⟨

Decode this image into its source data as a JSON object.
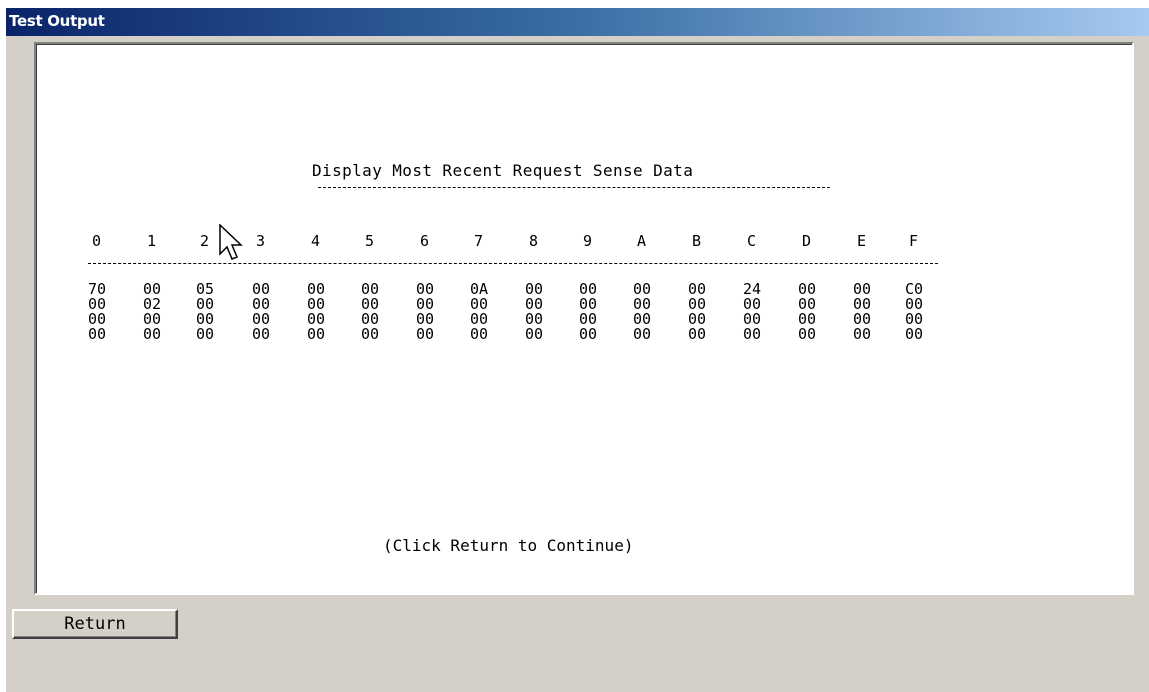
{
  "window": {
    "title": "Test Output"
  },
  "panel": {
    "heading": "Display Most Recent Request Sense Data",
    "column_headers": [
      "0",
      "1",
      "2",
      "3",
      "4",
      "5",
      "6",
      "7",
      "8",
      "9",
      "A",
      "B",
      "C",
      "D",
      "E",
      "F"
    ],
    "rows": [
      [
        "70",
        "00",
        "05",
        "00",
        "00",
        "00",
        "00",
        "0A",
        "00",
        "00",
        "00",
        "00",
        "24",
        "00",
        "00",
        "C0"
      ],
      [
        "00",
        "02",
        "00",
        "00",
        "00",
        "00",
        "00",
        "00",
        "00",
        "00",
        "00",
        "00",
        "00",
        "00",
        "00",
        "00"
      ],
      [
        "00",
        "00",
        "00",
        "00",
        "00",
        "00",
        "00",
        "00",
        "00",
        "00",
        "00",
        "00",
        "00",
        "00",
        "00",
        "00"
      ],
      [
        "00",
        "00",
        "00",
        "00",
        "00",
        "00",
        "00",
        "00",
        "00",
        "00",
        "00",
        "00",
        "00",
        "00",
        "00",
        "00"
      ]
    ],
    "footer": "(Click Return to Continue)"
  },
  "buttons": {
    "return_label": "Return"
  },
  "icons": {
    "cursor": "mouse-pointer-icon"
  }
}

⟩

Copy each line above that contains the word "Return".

    "footer": "(Click Return to Continue)"
    "return_label": "Return"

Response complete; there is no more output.